The asphalt overlay process provides a new pavement driving surface on existing streets. This technique is utilized when the existing pavement has deteriorated to a condition that a traditional chip seal or cape seal will not sufficiently correct the documented deficiencies. However, the condition of the road has not deteriorated beyond the point of requiring a full replacement.
The asphalt overlay process involves many activities. Prior to the actual overlay, necessary concrete repairs, asphalt patches, installation of new American Disability Act (ADA) access ramps, and utility access lid adjustments will be completed. Many overlay projects will include some portion of milling of the existing pavement prior to the installation of new asphalt. Asphalt milling allows for the removal of minor surface deficiencies, not elevating the center crown height, while also allowing the new overlay to match adjacent gutter lines. After the necessary prep work has been completed the installation of new asphalt will begin. This typically includes placing two inches of new hot mix asphalt.
To finalize the project, the installation of pavement markings, necessary roadways signs, and final site restorations will occur. Closures necessary during this process will be minimal. Most often times the road will remain open during prep work with the only closure or detour being during major
Complete Asphalt Replacement
Complete asphalt replacement provides a new full depth asphalt pavement on existing streets. This technique is utilized when the existing pavement has deteriorated to a condition that an asphalt overlay will not sufficiently correct the documented deficiencies, and the extent of patching required to bring the pavement to a condition acceptable for an overlay is less economical than a full replacement.
The complete asphalt replacement process involves many activities. Prior to the actual replacement, necessary concrete repairs, installation of new American Disability Act (ADA) access ramps, and utility access lid adjustments will be completed. After necessary prep work has been completed the existing asphalt will be removed. This will be completed using traditional excavation machines or with the added efficiency of a milling machine. In select locations the milled asphalt may be utilized in place to increase the overall strength of the roadway and reduce project costs.

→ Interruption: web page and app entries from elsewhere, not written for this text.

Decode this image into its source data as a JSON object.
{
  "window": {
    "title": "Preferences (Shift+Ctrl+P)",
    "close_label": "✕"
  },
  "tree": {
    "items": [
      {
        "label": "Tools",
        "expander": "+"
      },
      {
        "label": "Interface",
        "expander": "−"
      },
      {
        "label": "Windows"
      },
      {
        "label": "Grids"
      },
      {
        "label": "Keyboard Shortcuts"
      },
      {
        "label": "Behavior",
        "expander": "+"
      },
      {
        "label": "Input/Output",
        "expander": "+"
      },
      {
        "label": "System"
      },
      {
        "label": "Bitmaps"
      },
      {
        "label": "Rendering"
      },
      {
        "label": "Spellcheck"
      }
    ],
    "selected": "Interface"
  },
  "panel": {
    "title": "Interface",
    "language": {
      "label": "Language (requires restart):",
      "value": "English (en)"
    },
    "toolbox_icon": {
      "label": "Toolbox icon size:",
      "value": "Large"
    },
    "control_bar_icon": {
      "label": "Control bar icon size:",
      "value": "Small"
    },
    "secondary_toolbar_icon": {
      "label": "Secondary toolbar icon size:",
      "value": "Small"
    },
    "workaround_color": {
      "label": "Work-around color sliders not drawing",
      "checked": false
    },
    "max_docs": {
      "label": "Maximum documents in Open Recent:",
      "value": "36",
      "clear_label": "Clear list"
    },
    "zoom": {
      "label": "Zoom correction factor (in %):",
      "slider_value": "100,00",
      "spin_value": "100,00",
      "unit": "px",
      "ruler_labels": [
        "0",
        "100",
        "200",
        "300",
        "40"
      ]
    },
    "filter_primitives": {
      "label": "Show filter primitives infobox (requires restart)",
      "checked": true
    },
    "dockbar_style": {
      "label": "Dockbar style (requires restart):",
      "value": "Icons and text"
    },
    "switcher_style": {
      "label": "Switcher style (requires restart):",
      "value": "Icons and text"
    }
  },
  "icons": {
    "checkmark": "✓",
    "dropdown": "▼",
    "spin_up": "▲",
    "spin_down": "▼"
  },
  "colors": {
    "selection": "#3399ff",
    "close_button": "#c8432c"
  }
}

After the existing asphalt is removed, the remaining base, will be reconditioned, compacted and proof rolled to confirm the strength of the soil. Installation of new asphalt varying in depths ranging from three to five inches, depending on the type of roadway, will come next. To finalize the project, the installation of pavement markings, necessary roadways signs, and final site restorations will occur. Where appropriate, the city is taking advantage of the new surface as an opportunity of reconfiguring pavement markings with the installation of center turn lanes and bike lanes to improve traffic flow and improved safety for motorists and cyclists. Most roadways will require minimal maintenance for many years to come after project completion.